Moderated Discussion Areas
ContinuousWave: Small Boat Electrical
Installing BNC Coax Connectors
|Author||Topic: Installing BNC Coax Connectors|
posted 10-05-2005 03:09 PM ET (US)
The installation of my Garmin supplemental antenna (for recieving satellite weather information) will require cutting off the BNC connector and then re-terminating it after pulling the antenna wire through the hard-top stanchion. Garmin "strongly" discourages this as they require a 0-dB loss connection.
Has anyone done this successfully? I can see problems with a crimp-on 50 Ohm BNC connector, but I plan to use a quality solder-on connector and then cover this with shrink tubing.
posted 10-05-2005 09:42 PM ET (US)

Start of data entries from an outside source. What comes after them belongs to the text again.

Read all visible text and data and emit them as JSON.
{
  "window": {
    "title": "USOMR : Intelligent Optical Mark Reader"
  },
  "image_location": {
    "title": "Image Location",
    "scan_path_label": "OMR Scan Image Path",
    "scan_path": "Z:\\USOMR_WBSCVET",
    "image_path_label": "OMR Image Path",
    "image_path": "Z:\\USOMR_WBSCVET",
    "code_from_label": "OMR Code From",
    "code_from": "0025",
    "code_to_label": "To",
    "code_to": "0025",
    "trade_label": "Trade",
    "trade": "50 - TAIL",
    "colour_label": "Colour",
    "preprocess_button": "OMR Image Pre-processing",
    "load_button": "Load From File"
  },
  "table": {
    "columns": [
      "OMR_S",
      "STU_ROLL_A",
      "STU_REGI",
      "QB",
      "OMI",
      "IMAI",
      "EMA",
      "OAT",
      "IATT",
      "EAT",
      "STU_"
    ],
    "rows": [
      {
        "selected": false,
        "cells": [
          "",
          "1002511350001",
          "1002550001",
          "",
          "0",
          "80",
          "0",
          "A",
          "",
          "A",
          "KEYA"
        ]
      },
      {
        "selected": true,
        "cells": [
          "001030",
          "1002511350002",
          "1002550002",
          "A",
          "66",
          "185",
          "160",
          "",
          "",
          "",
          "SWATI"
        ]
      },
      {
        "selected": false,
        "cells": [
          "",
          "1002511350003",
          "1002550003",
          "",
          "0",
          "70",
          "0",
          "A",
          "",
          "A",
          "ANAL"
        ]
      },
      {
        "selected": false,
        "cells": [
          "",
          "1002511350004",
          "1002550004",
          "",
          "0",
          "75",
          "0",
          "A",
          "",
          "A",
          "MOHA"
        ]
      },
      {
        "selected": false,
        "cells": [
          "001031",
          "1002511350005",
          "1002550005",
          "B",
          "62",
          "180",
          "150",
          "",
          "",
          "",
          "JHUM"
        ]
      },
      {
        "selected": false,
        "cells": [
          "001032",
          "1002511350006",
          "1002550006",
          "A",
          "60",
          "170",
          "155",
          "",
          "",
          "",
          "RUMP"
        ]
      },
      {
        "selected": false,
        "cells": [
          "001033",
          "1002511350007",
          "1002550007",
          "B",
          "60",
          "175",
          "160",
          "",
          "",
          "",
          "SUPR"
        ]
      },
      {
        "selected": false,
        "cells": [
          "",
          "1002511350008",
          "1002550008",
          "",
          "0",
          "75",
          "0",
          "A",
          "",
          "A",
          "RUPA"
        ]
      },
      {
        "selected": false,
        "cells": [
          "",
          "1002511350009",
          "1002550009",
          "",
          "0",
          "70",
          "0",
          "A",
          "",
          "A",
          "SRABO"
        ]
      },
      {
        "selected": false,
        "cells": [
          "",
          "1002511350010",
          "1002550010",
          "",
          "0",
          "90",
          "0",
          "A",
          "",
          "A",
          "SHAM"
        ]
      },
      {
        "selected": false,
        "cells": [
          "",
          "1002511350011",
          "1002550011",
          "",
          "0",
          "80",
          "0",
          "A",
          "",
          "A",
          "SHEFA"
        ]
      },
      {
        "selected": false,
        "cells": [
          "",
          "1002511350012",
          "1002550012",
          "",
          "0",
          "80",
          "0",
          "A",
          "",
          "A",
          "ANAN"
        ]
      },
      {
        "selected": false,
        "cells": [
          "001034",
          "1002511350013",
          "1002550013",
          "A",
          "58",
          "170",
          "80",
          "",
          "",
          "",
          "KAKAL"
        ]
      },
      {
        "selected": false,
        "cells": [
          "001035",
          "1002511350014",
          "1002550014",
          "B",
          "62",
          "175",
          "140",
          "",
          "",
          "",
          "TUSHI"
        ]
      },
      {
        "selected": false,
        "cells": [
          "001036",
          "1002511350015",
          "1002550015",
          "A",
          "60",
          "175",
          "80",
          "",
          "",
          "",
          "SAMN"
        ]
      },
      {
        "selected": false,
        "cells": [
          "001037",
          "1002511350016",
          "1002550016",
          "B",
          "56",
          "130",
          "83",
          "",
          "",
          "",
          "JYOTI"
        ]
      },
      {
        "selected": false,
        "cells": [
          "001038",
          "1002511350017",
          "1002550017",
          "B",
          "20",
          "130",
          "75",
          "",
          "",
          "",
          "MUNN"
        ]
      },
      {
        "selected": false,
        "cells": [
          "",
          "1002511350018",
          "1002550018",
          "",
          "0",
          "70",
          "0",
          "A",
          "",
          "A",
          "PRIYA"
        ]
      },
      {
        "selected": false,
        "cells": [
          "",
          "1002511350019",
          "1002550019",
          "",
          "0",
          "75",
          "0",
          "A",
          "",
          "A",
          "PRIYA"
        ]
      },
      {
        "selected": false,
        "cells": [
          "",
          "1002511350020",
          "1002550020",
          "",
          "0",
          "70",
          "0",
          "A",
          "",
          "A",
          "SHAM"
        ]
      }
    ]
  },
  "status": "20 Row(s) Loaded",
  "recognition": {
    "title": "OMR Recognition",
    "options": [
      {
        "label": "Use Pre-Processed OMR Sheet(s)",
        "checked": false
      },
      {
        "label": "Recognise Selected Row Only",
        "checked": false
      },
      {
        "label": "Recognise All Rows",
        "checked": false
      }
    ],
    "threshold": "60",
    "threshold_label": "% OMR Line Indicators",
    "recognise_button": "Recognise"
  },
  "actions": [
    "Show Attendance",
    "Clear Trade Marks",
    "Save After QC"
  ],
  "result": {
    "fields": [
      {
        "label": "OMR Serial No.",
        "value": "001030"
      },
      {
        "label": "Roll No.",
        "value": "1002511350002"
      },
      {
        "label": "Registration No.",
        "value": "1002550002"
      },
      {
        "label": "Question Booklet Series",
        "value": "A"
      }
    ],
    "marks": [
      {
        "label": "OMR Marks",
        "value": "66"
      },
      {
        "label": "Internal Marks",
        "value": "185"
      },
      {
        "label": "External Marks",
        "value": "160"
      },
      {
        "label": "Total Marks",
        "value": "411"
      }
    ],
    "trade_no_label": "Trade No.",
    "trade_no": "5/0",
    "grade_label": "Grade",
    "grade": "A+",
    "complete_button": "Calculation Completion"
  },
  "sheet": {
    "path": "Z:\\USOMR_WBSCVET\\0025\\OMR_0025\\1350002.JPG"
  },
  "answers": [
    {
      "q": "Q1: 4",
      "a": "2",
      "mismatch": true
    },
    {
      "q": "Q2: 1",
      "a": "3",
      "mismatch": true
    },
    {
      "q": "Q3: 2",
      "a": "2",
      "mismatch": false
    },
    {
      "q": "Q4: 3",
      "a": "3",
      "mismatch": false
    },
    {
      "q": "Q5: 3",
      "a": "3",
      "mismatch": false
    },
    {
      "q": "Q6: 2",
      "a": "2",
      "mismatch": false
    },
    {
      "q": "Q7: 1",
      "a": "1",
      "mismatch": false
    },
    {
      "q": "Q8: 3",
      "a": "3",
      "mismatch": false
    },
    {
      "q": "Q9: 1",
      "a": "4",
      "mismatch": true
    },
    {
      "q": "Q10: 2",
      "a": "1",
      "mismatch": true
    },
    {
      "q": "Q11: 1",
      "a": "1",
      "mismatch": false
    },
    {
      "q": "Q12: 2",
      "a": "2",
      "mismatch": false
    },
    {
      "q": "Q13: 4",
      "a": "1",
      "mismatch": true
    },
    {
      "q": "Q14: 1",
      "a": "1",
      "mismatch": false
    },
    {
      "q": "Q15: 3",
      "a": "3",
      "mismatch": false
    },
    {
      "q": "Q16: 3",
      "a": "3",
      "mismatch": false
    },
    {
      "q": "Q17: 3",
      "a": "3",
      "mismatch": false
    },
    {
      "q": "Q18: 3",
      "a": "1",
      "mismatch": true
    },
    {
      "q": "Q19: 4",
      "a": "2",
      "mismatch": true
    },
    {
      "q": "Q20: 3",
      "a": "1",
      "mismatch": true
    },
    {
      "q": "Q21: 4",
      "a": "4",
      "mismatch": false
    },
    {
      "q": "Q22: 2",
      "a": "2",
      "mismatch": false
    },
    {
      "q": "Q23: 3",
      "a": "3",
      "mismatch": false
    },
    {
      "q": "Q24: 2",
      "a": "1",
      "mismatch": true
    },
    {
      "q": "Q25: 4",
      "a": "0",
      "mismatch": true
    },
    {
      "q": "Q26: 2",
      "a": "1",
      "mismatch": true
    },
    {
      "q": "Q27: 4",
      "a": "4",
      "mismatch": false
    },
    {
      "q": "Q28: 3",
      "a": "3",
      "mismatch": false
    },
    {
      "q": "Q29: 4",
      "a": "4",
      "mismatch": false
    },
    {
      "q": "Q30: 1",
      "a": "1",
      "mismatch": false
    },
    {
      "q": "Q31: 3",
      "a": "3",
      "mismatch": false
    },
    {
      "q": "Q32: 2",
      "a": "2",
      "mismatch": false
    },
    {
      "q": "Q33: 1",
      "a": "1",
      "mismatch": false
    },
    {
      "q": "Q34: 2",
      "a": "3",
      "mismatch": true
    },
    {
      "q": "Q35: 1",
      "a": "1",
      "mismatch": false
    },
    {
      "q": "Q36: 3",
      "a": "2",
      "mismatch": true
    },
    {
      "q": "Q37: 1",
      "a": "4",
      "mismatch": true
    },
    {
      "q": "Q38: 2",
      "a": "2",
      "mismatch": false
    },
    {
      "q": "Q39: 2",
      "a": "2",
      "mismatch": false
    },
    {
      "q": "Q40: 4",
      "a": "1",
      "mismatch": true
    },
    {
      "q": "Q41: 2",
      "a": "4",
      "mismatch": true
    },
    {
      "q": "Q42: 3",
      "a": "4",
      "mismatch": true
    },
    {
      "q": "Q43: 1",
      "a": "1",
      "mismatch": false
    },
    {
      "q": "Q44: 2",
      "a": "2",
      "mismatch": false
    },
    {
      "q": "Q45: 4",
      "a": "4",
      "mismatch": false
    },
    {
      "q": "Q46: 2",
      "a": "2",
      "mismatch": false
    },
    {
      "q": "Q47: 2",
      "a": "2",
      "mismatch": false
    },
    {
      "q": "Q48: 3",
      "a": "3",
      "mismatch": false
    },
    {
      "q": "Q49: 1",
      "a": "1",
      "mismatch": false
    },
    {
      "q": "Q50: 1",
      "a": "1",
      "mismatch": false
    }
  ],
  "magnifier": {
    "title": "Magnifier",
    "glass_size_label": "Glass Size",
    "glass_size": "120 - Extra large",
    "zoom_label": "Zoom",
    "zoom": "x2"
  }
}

I don't think there will be a problem if you can create a good solder joint, and use a connector with the same loss spec at the frequencies used by the weather receiver. The hardest part of the task will be pulling a single wire down through the stanchion, it's tough. I was never able to do it. I pulled the hole bundle down, added the new cable, then pulled the whole bundle back up through again. BillS
posted 10-05-2005 11:51 PM ET (US)
Dunno about the weather antenna, but I shortened my GPS
antenna cable, using one of the Shake Center-Pin BNC
connectors. Garmin had said it would work, but would void
the (already expired) warantee.
A good crimp-on BNC should work just as well as a solder-on,
at least until it gets wet.
posted 10-06-2005 08:50 AM ET (US)
What frequency is involved?
As far as I can tell, one BNC connector is as good as another, assuming they are the same impedance. Just get a connector which is properly sized for the coaxial able being used; there are so many different sizes!
I don't think replacing the connector will be a problem. Garmin is probably assuming (and rightly so) that installation of a BNC connector is beyond the skill of most boaters. However, it sounds like you are familiar with these connectors and won't have a problem.
posted 10-06-2005 02:37 PM ET (US)
I've got a pull line already in place. A little soap/water solution on the cable and I should be able to get the coax through the pack. That's what I did when I replaced the Raymarine GPS with the Garmin.
Not sure what frequency they use, but I suspect since it is an XM satellite service, the data is in the 2.3 GHz S band. That's about a 13 cm wavelength (I think).
posted 10-10-2005 04:33 PM ET (US)
Here is a link that details how specialized BNC crimpers are.
It's difficult to justify the cost for 1 or 2 crimps.
posted 10-10-2005 05:26 PM ET (US)
Or if you have a buddy who's in IT in a shop that has had
IBM mainframes for a while, the old IBM 3270 display system
used BNC connectors. This was the standard dumb terminal
display system on mainframes from about 1975 to about 1990,
and there are still a fair number around. These IT
organizations probably still have the crimpers (good IT
people are serious packrats).
posted 10-10-2005 06:58 PM ET (US)
Try a pro video shop or Radio Shack lots of video cable is routed with BNC connectors. Not all connectors fit all the cable sizes. You need to get connector for the cable you are using. RG58 is different from RG59. Tell me the cable type and I might be able to loan you a crimper if it is same as video types.
posted 10-11-2005 02:01 AM ET (US)
It just sank in who was doing the original post and where
he works. No mainframes, but 10base2 Ethernet used BNC too,
and the IT folks may well still have a crimper around.
But as everbody keeps say, it's gotta match the cable.
Or, againm use the Shake CenterPin connectors.
posted 10-12-2005 08:03 PM ET (US)
Whaddaya mean no mainframes? We still have some sgi 2000's linked together with Craylink! But you're right I guess. All we have now is the 2,500 processor server farm...
I'm leaning towards a solder, 50 Ohm connection. Crimping might be good enough, but I've seen crimps on video that can show impedance problems when you do a frequency sweep on them.
posted 10-12-2005 11:34 PM ET (US)
Are SGI 2000's water cooled?
No H2O, not mainframe. ;-)
BTW, new job assignment has me running Linux on real
posted 10-13-2005 05:14 AM ET (US)
If the receiver system is operating at 2.3 GHz, it probably has a down-converter in the antenna. At that frequency, you can't get very far on small diameter coax. The system is probably operating around 75-MHz (a popular intermediate-frequency or IF) on the feedline you are installing the connector.
Purchase our Licensed Version- which adds many more features!
© Infopop Corporation (formerly Madrona Park, Inc.), 1998 - 2000.